ACTIVITY
Leave out all lines before the one containing "Serialize everything readable", and copy that line and all the rest below it exactly.

MATERIAL FOR THE TASK
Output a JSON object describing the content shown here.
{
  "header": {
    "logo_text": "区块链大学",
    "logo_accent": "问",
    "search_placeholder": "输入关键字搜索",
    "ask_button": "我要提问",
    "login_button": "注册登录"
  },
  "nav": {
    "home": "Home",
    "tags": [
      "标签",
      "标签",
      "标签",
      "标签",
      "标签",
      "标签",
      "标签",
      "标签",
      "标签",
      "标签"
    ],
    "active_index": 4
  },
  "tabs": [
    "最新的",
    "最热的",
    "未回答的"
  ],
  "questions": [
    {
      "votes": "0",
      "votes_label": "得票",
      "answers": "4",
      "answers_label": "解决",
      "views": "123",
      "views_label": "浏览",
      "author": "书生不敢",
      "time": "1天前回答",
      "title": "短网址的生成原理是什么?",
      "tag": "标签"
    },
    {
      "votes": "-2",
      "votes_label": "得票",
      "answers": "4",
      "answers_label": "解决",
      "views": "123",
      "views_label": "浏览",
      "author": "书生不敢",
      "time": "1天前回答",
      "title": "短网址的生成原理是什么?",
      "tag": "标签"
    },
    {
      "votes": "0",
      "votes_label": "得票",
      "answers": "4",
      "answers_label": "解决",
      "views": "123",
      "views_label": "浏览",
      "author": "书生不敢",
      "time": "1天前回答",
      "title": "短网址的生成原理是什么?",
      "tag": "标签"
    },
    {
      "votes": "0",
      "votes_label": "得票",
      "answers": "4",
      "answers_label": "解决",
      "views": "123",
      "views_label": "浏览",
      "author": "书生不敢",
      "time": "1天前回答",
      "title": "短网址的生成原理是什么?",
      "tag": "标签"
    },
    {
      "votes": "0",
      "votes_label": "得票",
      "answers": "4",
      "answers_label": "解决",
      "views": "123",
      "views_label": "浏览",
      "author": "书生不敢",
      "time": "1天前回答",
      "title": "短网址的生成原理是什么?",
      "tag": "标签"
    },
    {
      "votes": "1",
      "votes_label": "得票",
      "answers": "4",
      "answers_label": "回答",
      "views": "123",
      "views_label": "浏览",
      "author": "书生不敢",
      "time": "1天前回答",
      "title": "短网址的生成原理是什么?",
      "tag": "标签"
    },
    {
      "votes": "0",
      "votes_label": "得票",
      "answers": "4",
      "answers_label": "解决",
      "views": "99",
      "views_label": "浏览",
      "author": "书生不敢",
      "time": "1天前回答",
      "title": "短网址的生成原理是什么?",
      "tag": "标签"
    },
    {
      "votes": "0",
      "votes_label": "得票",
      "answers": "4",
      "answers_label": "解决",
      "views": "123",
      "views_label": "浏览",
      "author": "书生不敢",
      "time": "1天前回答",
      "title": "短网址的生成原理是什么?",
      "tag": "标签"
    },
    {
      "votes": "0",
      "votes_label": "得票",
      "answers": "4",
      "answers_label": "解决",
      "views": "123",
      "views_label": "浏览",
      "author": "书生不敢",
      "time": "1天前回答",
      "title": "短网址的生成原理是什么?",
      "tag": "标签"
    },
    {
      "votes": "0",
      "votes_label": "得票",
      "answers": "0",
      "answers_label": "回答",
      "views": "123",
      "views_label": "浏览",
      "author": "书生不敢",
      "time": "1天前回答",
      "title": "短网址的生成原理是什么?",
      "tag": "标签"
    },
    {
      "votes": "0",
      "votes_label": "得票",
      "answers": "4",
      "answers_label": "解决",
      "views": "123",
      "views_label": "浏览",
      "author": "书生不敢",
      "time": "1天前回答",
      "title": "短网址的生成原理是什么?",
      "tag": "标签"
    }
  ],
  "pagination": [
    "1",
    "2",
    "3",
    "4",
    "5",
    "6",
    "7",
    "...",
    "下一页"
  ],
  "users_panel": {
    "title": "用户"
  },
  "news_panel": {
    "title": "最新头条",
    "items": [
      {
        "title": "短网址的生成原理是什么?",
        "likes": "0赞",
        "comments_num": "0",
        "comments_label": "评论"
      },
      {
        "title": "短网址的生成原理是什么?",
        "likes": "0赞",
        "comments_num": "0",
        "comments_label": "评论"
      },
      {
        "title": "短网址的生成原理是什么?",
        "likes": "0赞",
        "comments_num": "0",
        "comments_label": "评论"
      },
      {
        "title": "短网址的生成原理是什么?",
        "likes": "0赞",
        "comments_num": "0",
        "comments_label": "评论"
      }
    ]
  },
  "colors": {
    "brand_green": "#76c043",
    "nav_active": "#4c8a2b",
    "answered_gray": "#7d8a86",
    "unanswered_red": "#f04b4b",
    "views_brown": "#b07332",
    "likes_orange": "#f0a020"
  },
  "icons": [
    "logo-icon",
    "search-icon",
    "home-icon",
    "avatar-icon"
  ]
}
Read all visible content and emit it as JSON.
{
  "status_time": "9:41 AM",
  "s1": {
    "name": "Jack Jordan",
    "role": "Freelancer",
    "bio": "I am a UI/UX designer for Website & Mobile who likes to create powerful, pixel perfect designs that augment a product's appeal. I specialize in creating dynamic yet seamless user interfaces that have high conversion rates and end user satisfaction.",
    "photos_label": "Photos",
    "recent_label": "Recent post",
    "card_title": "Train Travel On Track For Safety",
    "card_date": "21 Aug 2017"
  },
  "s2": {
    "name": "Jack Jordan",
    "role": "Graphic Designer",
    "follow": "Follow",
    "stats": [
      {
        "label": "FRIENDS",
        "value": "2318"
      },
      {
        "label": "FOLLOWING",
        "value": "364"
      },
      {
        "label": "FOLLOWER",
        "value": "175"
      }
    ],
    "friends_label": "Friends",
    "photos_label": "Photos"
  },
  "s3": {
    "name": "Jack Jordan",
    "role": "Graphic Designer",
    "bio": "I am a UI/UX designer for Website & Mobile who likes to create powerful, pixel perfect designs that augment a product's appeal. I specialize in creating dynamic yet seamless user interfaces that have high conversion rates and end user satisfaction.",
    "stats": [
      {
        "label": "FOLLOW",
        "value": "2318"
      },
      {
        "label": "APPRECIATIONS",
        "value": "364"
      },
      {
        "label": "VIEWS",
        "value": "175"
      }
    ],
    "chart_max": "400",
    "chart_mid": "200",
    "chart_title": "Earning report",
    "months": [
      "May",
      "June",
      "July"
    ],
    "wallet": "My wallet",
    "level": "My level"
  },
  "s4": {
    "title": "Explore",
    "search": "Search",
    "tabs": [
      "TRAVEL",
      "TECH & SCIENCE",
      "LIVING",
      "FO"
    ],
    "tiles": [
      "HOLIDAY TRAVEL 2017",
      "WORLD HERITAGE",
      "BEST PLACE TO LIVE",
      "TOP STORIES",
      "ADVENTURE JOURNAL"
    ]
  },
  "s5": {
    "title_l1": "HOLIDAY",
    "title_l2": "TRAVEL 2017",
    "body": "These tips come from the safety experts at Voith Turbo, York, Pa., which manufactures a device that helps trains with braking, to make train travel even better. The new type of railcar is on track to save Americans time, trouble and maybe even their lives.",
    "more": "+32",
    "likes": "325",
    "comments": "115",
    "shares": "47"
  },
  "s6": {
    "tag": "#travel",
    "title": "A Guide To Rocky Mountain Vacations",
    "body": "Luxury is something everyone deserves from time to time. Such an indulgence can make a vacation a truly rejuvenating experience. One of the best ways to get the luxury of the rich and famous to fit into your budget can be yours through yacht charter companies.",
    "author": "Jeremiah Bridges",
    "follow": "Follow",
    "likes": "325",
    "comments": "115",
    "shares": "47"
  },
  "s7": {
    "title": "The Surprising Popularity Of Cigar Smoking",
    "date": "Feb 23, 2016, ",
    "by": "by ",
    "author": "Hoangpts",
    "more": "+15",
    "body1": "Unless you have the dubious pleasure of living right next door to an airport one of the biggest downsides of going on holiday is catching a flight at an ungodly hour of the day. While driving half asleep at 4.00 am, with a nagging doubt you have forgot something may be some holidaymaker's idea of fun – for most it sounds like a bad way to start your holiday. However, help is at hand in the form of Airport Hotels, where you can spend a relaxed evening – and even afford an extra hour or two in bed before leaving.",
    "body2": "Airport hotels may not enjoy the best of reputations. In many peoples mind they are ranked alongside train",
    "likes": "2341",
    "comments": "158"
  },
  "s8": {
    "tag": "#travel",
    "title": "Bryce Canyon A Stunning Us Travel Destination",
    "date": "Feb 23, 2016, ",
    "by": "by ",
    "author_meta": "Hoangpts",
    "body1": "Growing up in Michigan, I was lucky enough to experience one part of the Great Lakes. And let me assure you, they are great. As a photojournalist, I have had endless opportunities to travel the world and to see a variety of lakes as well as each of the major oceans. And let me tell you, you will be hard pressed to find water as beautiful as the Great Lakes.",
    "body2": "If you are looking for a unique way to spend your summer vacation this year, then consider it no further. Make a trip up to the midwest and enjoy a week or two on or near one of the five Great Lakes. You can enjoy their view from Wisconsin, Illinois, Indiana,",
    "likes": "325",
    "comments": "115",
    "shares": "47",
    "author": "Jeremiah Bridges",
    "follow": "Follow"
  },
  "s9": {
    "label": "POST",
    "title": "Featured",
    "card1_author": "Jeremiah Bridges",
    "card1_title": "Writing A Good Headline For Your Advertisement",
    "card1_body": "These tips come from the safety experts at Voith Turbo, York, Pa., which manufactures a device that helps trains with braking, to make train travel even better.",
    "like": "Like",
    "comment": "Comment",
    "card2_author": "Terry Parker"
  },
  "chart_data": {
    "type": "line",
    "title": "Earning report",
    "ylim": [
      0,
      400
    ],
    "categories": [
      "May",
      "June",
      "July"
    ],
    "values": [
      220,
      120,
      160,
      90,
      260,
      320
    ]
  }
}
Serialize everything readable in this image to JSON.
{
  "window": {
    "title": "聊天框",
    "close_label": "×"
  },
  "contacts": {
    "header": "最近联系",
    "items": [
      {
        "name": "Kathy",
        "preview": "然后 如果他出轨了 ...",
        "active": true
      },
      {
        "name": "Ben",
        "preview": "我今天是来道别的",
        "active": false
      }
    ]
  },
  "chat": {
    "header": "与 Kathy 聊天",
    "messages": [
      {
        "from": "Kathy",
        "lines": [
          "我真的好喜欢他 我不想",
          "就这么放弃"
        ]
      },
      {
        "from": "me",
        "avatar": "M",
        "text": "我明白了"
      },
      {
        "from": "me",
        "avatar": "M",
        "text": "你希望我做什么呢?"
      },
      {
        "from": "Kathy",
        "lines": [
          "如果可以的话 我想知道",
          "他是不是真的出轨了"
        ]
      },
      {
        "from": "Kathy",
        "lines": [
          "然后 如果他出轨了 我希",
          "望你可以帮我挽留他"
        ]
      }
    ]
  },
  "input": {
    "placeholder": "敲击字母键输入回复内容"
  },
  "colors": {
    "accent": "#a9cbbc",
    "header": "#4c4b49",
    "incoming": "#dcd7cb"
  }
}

TASK SOLUTION
Serialize everything readable in this image to JSON.
{
  "window": {
    "title": "聊天框",
    "close_label": "×"
  },
  "contacts": {
    "header": "最近联系",
    "items": [
      {
        "name": "Kathy",
        "preview": "然后 如果他出轨了 ...",
        "active": true
      },
      {
        "name": "Ben",
        "preview": "我今天是来道别的",
        "active": false
      }
    ]
  },
  "chat": {
    "header": "与 Kathy 聊天",
    "messages": [
      {
        "from": "Kathy",
        "lines": [
          "我真的好喜欢他 我不想",
          "就这么放弃"
        ]
      },
      {
        "from": "me",
        "avatar": "M",
        "text": "我明白了"
      },
      {
        "from": "me",
        "avatar": "M",
        "text": "你希望我做什么呢?"
      },
      {
        "from": "Kathy",
        "lines": [
          "如果可以的话 我想知道",
          "他是不是真的出轨了"
        ]
      },
      {
        "from": "Kathy",
        "lines": [
          "然后 如果他出轨了 我希",
          "望你可以帮我挽留他"
        ]
      }
    ]
  },
  "input": {
    "placeholder": "敲击字母键输入回复内容"
  },
  "colors": {
    "accent": "#a9cbbc",
    "header": "#4c4b49",
    "incoming": "#dcd7cb"
  }
}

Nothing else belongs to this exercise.